When the word "Ctrl" appears in a line of the data below, list that line.

Data section: Begin

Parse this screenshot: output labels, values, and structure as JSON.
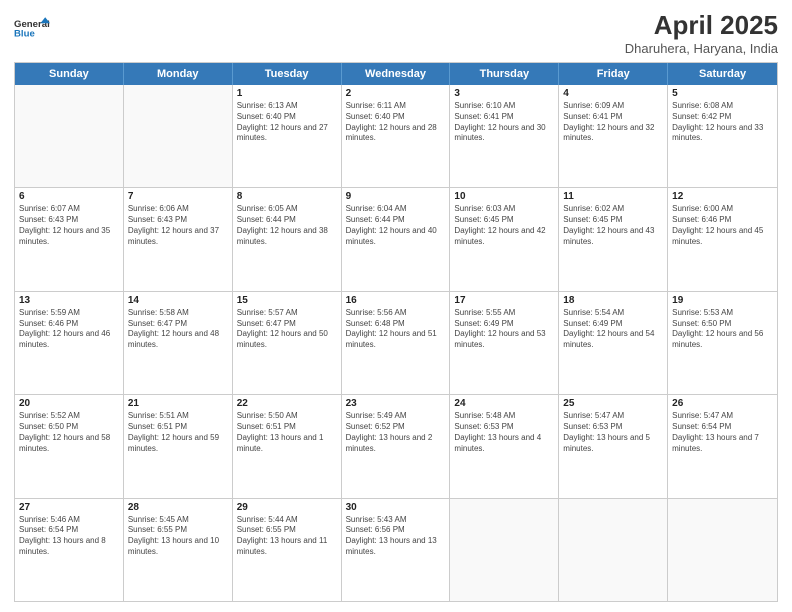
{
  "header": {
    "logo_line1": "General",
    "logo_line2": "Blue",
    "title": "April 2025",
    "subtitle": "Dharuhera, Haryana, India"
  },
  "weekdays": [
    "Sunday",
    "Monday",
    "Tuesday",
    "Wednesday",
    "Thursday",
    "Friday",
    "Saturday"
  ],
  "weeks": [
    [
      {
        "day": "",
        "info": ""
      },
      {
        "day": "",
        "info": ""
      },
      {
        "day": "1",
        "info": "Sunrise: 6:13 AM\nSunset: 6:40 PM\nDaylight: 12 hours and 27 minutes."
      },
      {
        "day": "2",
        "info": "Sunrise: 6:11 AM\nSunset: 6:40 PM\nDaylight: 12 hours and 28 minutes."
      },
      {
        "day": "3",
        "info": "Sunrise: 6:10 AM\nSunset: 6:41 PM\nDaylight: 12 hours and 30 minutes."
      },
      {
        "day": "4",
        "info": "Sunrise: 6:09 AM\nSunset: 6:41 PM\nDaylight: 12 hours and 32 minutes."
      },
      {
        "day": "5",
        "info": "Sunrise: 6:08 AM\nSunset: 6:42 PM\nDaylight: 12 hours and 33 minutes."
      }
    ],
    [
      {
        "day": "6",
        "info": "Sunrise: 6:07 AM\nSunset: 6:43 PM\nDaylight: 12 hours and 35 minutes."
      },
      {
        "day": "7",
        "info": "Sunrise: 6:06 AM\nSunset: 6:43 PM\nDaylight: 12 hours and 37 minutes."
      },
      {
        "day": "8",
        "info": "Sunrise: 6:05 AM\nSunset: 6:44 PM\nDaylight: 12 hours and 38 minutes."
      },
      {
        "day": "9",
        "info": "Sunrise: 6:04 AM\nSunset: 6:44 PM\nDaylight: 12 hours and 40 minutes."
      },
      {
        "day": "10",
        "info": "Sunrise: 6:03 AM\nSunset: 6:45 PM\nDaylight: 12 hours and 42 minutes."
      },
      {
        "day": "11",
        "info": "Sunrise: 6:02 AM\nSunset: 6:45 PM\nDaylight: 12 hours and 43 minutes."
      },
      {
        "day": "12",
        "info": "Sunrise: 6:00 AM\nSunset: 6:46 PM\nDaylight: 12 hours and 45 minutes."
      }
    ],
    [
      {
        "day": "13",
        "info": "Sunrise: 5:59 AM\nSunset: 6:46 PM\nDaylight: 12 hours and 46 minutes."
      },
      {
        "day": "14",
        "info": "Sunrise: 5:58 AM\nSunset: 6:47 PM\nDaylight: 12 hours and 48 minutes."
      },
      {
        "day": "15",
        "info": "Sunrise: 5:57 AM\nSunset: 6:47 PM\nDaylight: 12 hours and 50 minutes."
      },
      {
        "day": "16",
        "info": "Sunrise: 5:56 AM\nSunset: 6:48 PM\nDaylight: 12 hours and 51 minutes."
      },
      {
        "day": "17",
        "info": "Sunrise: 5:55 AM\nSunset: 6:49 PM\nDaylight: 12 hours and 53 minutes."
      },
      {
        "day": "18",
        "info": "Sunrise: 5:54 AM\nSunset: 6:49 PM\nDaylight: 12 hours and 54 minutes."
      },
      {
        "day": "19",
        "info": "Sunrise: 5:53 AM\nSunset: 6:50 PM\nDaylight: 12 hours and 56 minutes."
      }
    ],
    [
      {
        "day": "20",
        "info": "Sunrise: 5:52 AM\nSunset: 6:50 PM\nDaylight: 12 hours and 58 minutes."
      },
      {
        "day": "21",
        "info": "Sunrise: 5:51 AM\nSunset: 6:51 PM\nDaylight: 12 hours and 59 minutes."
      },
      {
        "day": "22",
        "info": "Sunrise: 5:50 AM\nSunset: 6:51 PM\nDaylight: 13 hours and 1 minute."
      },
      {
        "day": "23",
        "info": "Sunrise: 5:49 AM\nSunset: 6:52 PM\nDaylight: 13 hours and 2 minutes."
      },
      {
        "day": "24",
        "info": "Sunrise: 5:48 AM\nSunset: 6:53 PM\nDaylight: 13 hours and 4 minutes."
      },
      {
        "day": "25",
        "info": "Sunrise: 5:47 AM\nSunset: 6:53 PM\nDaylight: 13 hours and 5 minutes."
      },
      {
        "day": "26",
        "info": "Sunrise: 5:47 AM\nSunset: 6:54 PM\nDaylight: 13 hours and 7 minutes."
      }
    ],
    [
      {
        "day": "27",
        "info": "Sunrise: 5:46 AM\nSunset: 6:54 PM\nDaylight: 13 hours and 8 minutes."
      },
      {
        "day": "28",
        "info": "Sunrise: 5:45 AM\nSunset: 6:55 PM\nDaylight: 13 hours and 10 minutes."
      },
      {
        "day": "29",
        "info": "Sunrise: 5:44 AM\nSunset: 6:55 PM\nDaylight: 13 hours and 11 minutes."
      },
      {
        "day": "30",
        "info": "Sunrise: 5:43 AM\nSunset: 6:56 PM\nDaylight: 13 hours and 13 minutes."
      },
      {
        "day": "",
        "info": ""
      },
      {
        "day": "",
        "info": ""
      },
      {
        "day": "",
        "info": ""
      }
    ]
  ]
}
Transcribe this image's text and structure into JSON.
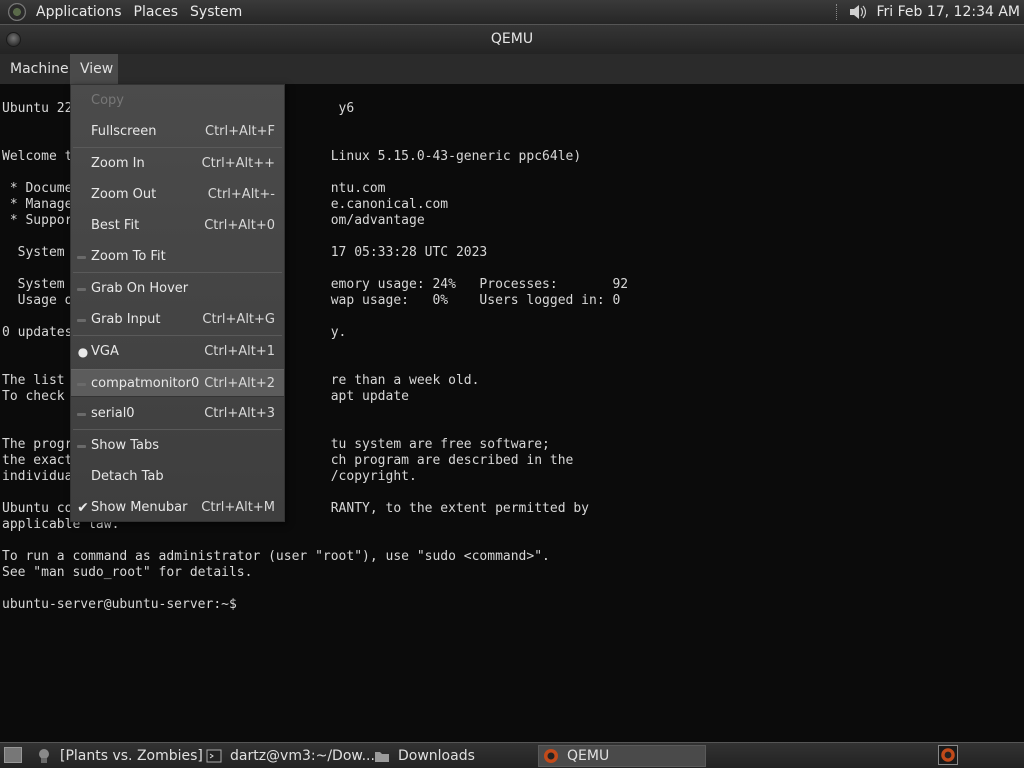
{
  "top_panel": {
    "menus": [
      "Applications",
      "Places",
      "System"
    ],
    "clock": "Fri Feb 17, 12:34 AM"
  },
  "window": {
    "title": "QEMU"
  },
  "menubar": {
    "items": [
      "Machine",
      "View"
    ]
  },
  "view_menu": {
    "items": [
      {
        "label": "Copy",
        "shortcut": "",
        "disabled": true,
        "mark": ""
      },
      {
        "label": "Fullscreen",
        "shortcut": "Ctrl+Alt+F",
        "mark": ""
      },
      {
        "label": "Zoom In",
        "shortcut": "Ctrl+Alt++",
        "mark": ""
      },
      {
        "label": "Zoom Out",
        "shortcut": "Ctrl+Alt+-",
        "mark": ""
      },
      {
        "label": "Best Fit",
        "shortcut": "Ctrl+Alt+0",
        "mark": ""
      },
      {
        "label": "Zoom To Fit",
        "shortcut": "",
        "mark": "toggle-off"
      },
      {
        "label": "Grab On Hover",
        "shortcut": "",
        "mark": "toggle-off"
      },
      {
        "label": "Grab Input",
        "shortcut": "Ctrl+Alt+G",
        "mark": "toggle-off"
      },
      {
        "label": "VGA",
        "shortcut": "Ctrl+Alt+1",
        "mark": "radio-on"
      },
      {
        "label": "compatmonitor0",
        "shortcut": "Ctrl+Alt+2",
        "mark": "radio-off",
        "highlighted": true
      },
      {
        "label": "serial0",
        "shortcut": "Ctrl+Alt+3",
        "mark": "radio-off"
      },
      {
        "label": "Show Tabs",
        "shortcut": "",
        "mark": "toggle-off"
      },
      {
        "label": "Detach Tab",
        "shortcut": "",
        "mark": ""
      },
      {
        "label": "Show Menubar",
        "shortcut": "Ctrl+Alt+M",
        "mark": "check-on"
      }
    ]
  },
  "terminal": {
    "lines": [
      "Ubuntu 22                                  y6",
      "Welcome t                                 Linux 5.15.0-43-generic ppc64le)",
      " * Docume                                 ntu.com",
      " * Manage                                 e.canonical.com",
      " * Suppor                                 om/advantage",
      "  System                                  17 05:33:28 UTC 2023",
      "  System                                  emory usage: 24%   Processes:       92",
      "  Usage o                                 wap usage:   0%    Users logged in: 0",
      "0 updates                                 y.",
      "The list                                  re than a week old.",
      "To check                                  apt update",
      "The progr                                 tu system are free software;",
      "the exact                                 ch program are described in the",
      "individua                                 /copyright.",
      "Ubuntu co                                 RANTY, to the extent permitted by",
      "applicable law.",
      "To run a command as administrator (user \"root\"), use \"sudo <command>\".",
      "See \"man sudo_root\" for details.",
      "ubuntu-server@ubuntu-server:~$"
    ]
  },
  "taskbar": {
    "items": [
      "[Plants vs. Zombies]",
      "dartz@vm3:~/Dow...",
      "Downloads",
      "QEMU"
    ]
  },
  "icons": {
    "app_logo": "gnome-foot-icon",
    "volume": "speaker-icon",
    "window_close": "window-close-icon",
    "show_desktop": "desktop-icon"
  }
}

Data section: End

Output for this task
        "shortcut": "Ctrl+Alt+F",
        "shortcut": "Ctrl+Alt++",
        "shortcut": "Ctrl+Alt+-",
        "shortcut": "Ctrl+Alt+0",
        "shortcut": "Ctrl+Alt+G",
        "shortcut": "Ctrl+Alt+1",
        "shortcut": "Ctrl+Alt+2",
        "shortcut": "Ctrl+Alt+3",
        "shortcut": "Ctrl+Alt+M",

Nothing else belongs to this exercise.